‘Volunteering with Care4Calais is a form of protest for me’
‘No one ever tells you how cold and windy it can get in Calais. After particularly cold nights, I can see it in the eyes of the refugees. They look so tired because they couldn’t sleep that night with just their tents for shelter. Thankfully, this week the weather’s been nicer. We’ve been able to play more outdoor games whilst volunteering, like cricket.
Whilst playing, a new friend from Afghanistan, a particularly skilled player, taught me how to improve my batting and bowling technique. Unfortunately, he had to flee from the Taliban and the conflict in his country. Cricket has always been so important to him and his friends. Life here can be isolating and he misses his friends. So playing games like this with volunteers and other refugees means a lot. It’s his passion and it provides some normality for him. He thanked me for being there. I think the guys were impressed with my skills, and loved it when I caught people out! It was just like playing in the park with my friends in London.
But this wasn’t just a game. There were different ages and different ethnicities. We all had different backgrounds with unequal privileges and opportunities. But for a brief period, we became equal. It felt like we were all carefree and happy, just playing. We all laughed and couldn’t stop smiling. It was a warming, but also a heartbreaking moment that I’ll never forget.
After the game, another man said that his biggest fear is not seeing his mum again. ‘I don’t want anything from life, I don’t want to be rich, I just want a normal life and I want to see her. I think about her everyday’, he said. I couldn’t stop thinking about this on the way back home. But I also couldn’t stop thinking about his positivity. All the young men playing were so resilient despite being separated from their families and not knowing when they’ll be able to see them again. They are so kind and happy, despite having to risk their lives trying to cross to the UK (only a minority of worldwide refugees aim for the UK, but these are the ones we meet in Calais).
I didn’t think a game of cricket could mean so much. I couldn’t imagine how important it could be. So much is out of our control. One person alone cannot change the lives of refugees in Northern France. But playing and enjoying this moment with them created friendship and solidarity. Their energy gave me hope that things will change here.

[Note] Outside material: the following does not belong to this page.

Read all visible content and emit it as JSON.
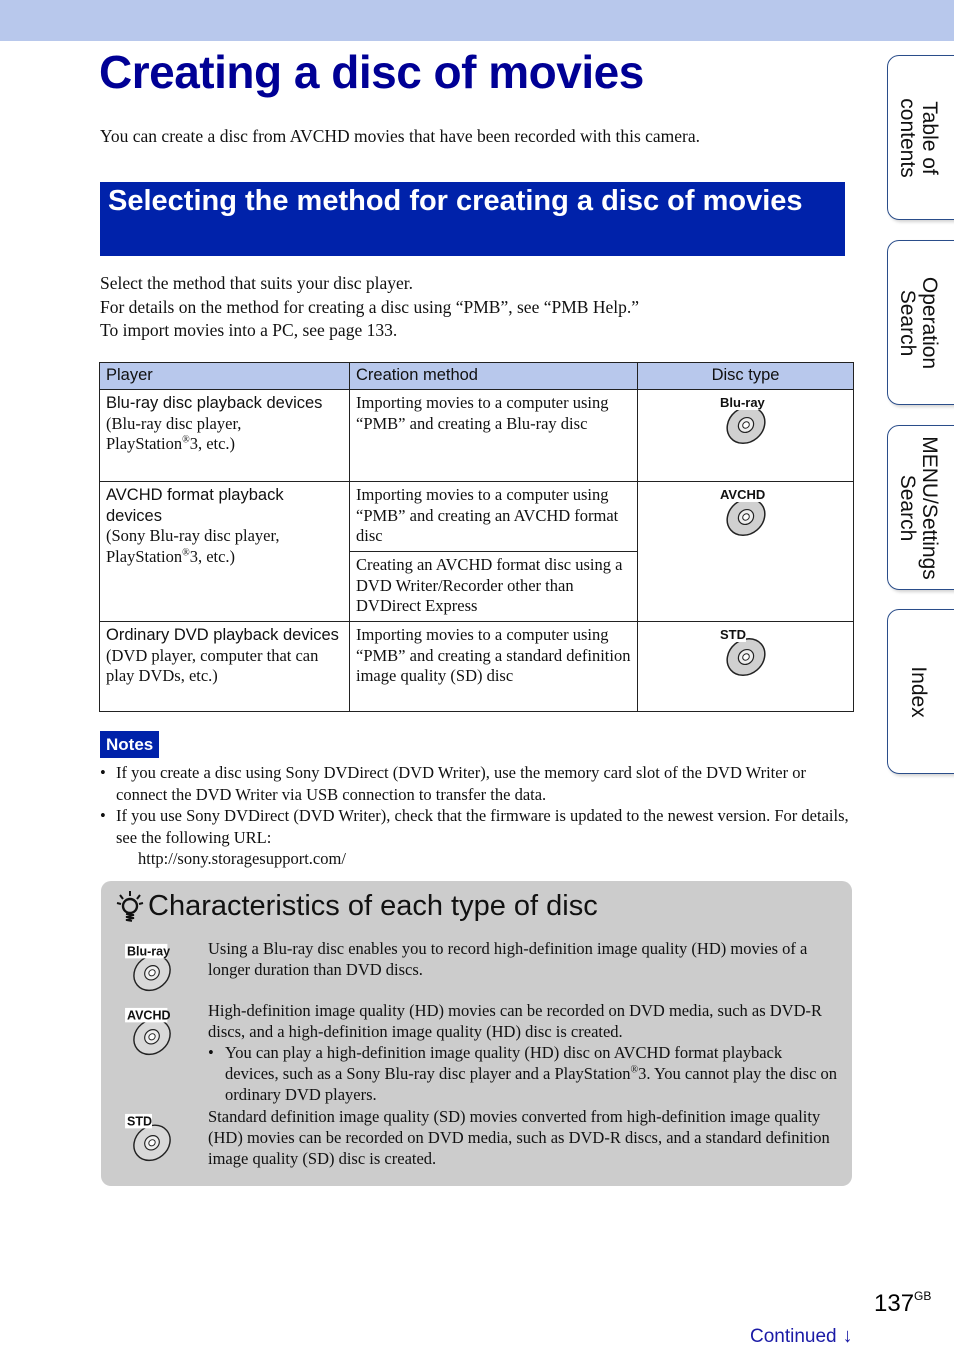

After making friends with refugees, I have learned about their countries’ histories. I think the UK should be a more welcoming place for refugees and take more responsibility to help since we contribute to the problems that have forced them to flee. I’ve always been really passionate about human rights. Volunteering with Care4Calais is a form of protest for me. It’s stepping in where our governments won’t. It’s a way to help and show solidarity at a time that feels like the world is ignoring refugees.
I know one game of cricket won’t change the world, but the time and care we give people here makes a difference. I will take their determination and strength back home with me. I’m really going to miss all the guys, but I’ll definitely be volunteering with Care4Calais back in the UK. I’ll remember and learn from my experiences for the rest of my life, and keep campaigning for refugee rights. It’s been life-changing.’ – Josie, Care4Calais volunteer.
To volunteer in Calais, email Clare@Care4Calais.org